In its argument against the proposal, Meta cited a civil-rights audit it underwent from 2018 to 2020 after pressure from civil-rights organizations concerned about the effects of Facebook’s policies and practices on people of color. The company said it “acknowledge[s] the importance of civil rights and non-discrimination.”
Amazon and Meta are holding their annual general meetings on Wednesday, while Alphabet’s meeting is June 1.
Other shareholder resolutions at the companies that have a racial-justice component include:
All three companies are facing proposals calling for reports on their use of concealment clauses in employment contracts, and are being urged to allow employees and former employees to talk about instances of harassment, discrimination and abuse in the workplace.
Amazon shareholders will vote on a proposal that calls for a report on how its practices protect workers’ rights to freedom of association and collective bargaining, as the company faces allegations of union-busting amid a growing unionization movement. There are also two proposals that address working conditions: one requesting a third-party audit on warehouse working conditions, and another asking for an examination of whether the company’s health and safety practices lead to any racial and gender disparities in workplace injury at its warehouses. According to Amazon’s workforce data from 2019 and 2020, a majority of its lowest-level workers, such as warehouse workers, were Black and Latinx.

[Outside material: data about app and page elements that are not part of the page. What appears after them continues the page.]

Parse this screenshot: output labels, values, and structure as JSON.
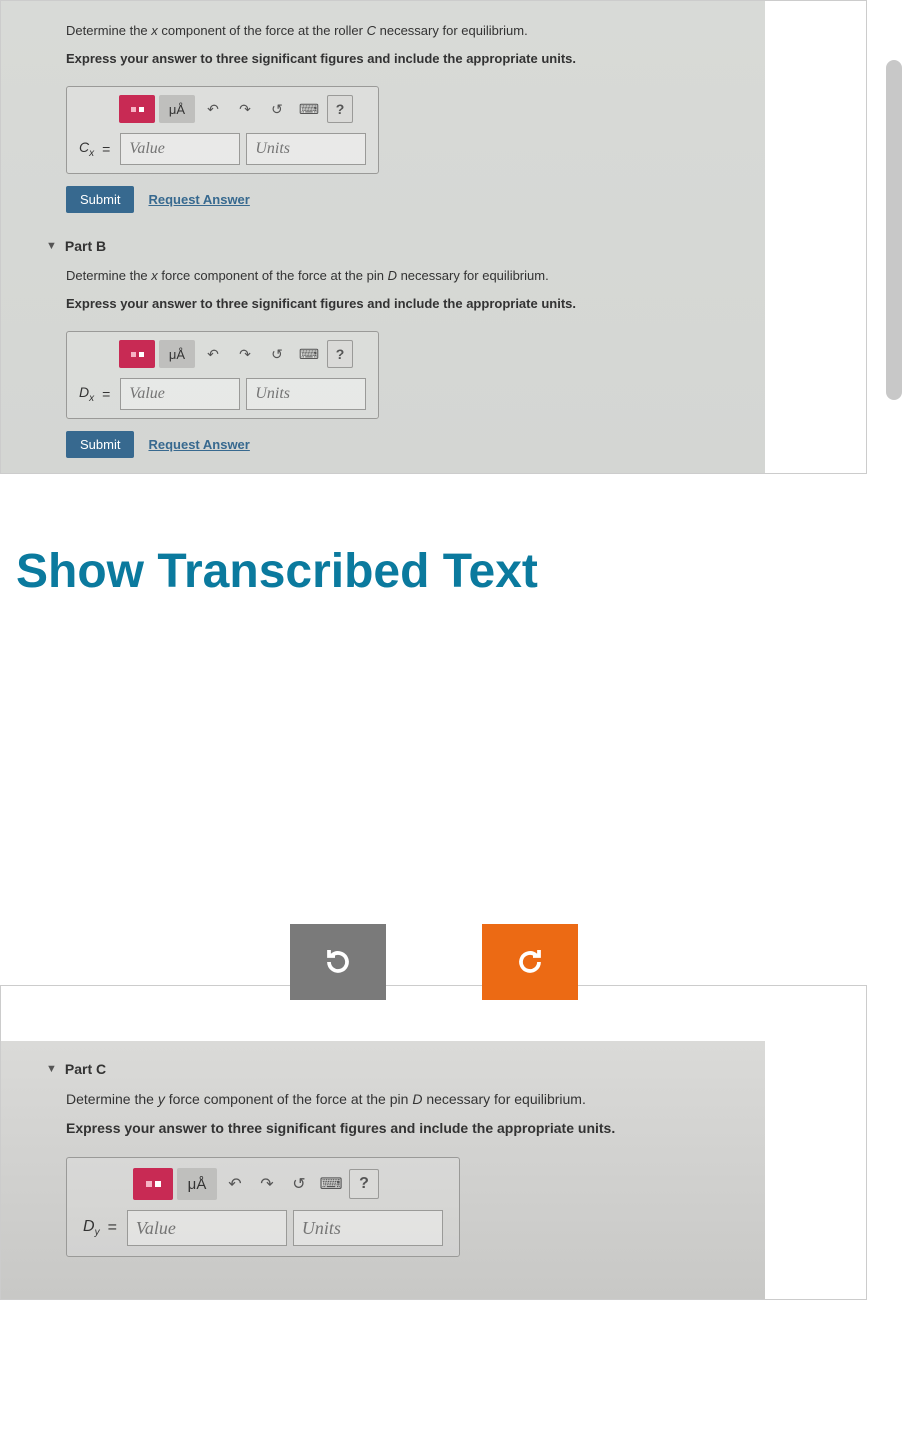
{
  "partA": {
    "prompt_prefix": "Determine the ",
    "prompt_var": "x",
    "prompt_mid": " component of the force at the roller ",
    "prompt_point": "C",
    "prompt_suffix": " necessary for equilibrium.",
    "instructions": "Express your answer to three significant figures and include the appropriate units.",
    "var_base": "C",
    "var_sub": "x",
    "value_placeholder": "Value",
    "units_placeholder": "Units",
    "submit_label": "Submit",
    "request_label": "Request Answer"
  },
  "partB": {
    "header": "Part B",
    "prompt_prefix": "Determine the ",
    "prompt_var": "x",
    "prompt_mid": " force component of the force at the pin ",
    "prompt_point": "D",
    "prompt_suffix": " necessary for equilibrium.",
    "instructions": "Express your answer to three significant figures and include the appropriate units.",
    "var_base": "D",
    "var_sub": "x",
    "value_placeholder": "Value",
    "units_placeholder": "Units",
    "submit_label": "Submit",
    "request_label": "Request Answer"
  },
  "transcribed_heading": "Show Transcribed Text",
  "partC": {
    "header": "Part C",
    "prompt_prefix": "Determine the ",
    "prompt_var": "y",
    "prompt_mid": " force component of the force at the pin ",
    "prompt_point": "D",
    "prompt_suffix": " necessary for equilibrium.",
    "instructions": "Express your answer to three significant figures and include the appropriate units.",
    "var_base": "D",
    "var_sub": "y",
    "value_placeholder": "Value",
    "units_placeholder": "Units"
  },
  "toolbar": {
    "ma_label": "μÅ",
    "help_label": "?"
  }
}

Amazon shareholders will once again vote on a resolution asking for an independent examination of the possible harms of Rekognition, the company’s facial-recognition technology, on civil rights.
More generally, tech companies are facing the highest number of shareholder resolutions, 56, this proxy season, according to ICCR. The organization also said that last year, its institutional-investor member organizations won majority votes for 23 proposals, which was a record high.